Source of book image: http://www.holtzbrinckpublishers.com/stmartins/Search/SearchBookDisplayLarge.asp?BookKey=3008997
Here is an excerpt from a review of a posthumously published memoir, by a well-known British author, recounting three years of childhood in the Hong Kong of the early 1950s:
(p. B12) He has written an extraordinarily happy book, filled with hilarious set-pieces and pulsating with Hong Kong’s vibrant street life. Unlike monochrome Britain, with its dull diet and pinched economy, Hong Kong offered color, variety and adventure.
. . .
Most of Mr. Booth’s encounters were curious rather than dramatic, like the incident of the plink-plonk man, a street musician with a monkey outfitted like a mandarin from the Ming dynasty. One day, as Martin watched, the monkey managed to bite through his leather leash. In a flash, he was up a tree, where, ignoring his master’s pleading and cursing, he carefully disrobed and flung his costume to the street below. Then, in one magnificent act of repudiation, he sent a perfectly aimed stream of urine down on the man’s upturned face, to the delight of the crowd that had gathered. Where in England could you see that?
WILLIAM GRIMES. “Books of The Times: Hong Kong Is Fantasy Land for a Young Adventurer.” The New York Times (Weds., December 21, 2005): B12.
(Note: ellipsis added.)
Information on the book reviewed:
Martin Booth. Golden Boy: Memories of a Hong Kong Childhood. St. Martin’s Press, 2005. (342 pages. $25.95.)

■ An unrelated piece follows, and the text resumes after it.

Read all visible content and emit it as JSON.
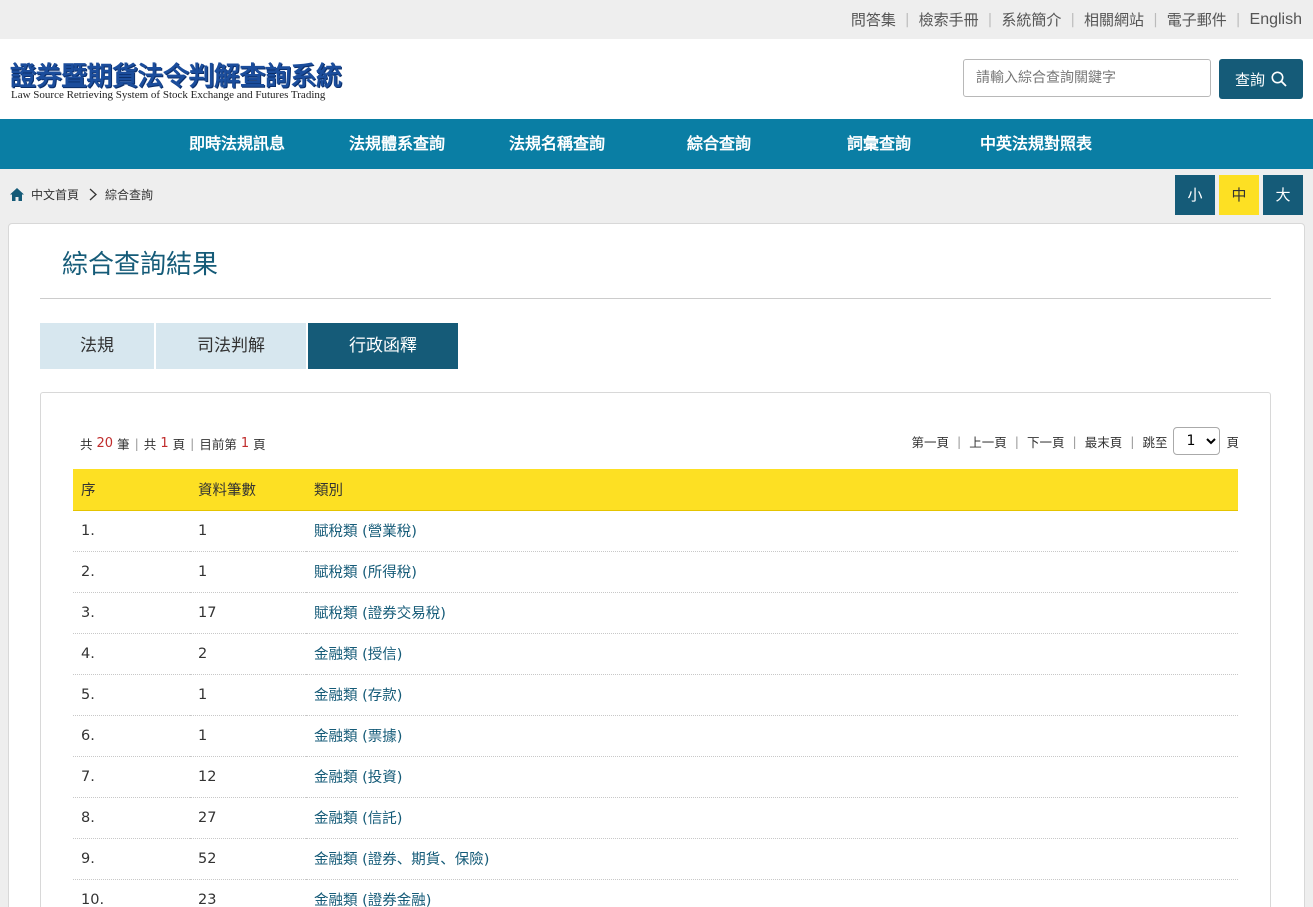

Traffic congestion on 7th Avenue near Times Square. Source of photo: online version of the NYT article quoted and cited below, downloaded at: http://www.nytimes.com/2005/11/11/nyregion/11traffic.html
(p. A23) It is an idea that has been successful in London, and is now being whispered in the ears of City Hall officials after months of behind-the-scenes work by the Partnership for New York City, the city’s major business association: congestion pricing.
The idea is to charge drivers for entering the most heavily trafficked parts of Manhattan at the busiest times of the day. By creating a financial incentive to carpool or use mass transit, congestion pricing could smooth the flow of traffic, reduce delays, improve air quality and raise the speed of crawling buses.
SEWELL CHAN. “Driving Around in Busy Manhattan? You Pay, Under Idea to Relieve Car Congestion.” The New York Times (Friday, November 11, 2005): A23.
Source of book image: http://www.mikemilken.com/fincareer.taf?page=they_made_america
Was it a difference in “innovative energies” that mattered, or was it a difference in institutions and incentives?
(p. 11) This crucial difference between invention and innovation was borne in on me on my return to England in 1957. As a young science reporter, I visited the government-funded National Physical Laboratory at Teddington, and they showed where their senior researcher Robert Watson Watt had in 1935 invented the radar system that was to help the Royal Air Force win the battle of Britain. His former colleagues remarked with chagrin on how swiftly this British invention had been taken up and exploited in the United States after 1939, laying the foundation for the great electronics industry. It was the same story with antibiotics, following Alexander Fleming’s 1928 discovery of penicillin; with Maurice Wilkes’s pioneering efforts in developing the first commercial application of the computer at the offices of J. Lyons and Company in 1951 and with the jet engine. All of these British inventions were superseded by the innovative energies of America.
Evans, Harold. They Made America: Two Centuries of Innovators from the Steam Engine to the Search Engine. New York: Little, Brown and Co., 2004.